for would-be developers to collaborate in.
"The second angle is that the open source community needs to adapt and
become less confrontational," he said, adding that the language of
on-line discussion can discourage western newcomers as well.
I agree with this. Although I live in Tokyo, I was born in New York and
the rhetoric I see in many Western open source communities is a total
This "open constructive criticism" bit is not a license to be obnoxious
or rude or to attack people online. Yet I see it every day and people
keep saying its ok. It's not.
The previous point, however, I don't agree with at all. The bit about
creating "less free-wheeling and more protected environments" and all
that. That's so overtly patronizing I can't believe it was even

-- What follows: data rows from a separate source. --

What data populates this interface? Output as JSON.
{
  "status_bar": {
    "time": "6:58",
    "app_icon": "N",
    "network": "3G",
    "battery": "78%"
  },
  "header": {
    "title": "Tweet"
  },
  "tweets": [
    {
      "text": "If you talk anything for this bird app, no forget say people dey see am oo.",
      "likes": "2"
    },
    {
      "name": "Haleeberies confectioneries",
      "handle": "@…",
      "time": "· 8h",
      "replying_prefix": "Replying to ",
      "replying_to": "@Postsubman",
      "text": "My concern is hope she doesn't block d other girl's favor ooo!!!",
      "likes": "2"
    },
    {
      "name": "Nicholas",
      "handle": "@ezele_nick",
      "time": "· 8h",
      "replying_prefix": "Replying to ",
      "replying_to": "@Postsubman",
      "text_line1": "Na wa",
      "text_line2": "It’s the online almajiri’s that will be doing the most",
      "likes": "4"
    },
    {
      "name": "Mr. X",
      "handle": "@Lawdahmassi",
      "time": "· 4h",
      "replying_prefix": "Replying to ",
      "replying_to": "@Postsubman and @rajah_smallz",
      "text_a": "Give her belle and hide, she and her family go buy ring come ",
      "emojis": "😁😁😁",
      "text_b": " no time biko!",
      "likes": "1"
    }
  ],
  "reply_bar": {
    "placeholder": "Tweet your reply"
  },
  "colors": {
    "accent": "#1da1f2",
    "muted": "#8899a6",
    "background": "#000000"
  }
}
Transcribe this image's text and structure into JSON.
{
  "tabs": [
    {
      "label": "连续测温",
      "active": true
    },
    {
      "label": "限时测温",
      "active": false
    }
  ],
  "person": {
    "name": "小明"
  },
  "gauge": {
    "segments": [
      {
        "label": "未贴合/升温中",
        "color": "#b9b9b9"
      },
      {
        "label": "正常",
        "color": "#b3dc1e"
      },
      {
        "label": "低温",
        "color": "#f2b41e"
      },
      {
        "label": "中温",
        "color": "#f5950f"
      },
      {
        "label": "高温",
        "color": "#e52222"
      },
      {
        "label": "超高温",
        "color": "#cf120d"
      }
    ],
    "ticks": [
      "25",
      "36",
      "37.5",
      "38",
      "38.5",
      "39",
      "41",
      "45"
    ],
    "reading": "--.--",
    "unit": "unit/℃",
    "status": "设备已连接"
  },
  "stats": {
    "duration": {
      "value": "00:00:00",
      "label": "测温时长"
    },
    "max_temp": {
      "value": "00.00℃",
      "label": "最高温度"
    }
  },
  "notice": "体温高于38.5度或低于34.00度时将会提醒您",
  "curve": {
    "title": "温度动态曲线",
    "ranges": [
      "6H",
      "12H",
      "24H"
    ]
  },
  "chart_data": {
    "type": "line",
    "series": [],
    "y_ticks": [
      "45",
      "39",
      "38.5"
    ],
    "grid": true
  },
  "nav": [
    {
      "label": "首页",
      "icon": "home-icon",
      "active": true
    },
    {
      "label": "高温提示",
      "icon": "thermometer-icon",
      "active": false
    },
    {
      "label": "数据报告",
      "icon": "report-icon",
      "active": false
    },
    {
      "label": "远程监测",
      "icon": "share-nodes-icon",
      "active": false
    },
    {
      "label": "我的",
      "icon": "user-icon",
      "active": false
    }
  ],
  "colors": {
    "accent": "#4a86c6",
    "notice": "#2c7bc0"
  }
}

suggested. The West should be less confrontational not to better engage
with the East but because it's simply the right thing to do to engage
with everyone. And I hope Asian communities reject the idea of being
protected. It's silly. Instead, why not try understanding the Asian
communities. Why not even try to facilitate the creation of new
Asia-specific communities (whatever technology, whatever country) where
people interact in their own way
not in some manufactured and protected American or European way. And
then why not create connections to those communities, so entire
communities can interact via specific people who are bilingual and who
understand the cultural differences? This already happens today, by the
"In countries such as India and China there's an additional problem,"
he continued. "Their education system trains them to do software
manufacturing - the straightforward but tedious work of implementing
specifications - rather than software engineering, and that's how
western outsourcers use them.
I'm not sure about India in this case. I've heard otherwise, actually,
but I'm not really that aware of the India market. I hope to change
that this year, though. However, I think this is probably more true of
Japan and China. And it's tough to even compare Japan, Korea, and China
due to the differences in scale, language, and culture. I just don't
know very much about the universities in these areas, but these points
are critical so I'm looking forward to getting involved.
"Software engineering is an art, it's a fundamentally different mindset
to software manufacturing."
Ah, yes the "art" bit. Therefore, the implication is, it's better.
Perhaps. I'm not convinced. I have heard this from time to time from
Japanese and American/European developers and administrators here, but
I really have no direct knowledge about it yet.
He added, "I can certainly see people being afraid of the low-cost
economies, but the bigger loss is for the whole world, if it doesn't
use developers from all cultures to develop code."
I'm not sure what the "afraid of low-cost economies" is all about, but
all this makes my life quite interesting right about now.
Fascinating issues. And issues that will not go away any time soon. In
fact, as open source engineering and community development
methodologies grows into new areas, it will be really interesting to
see how new people implement the concepts. It will be just as
interesting to see all the new leaders emerge, too ...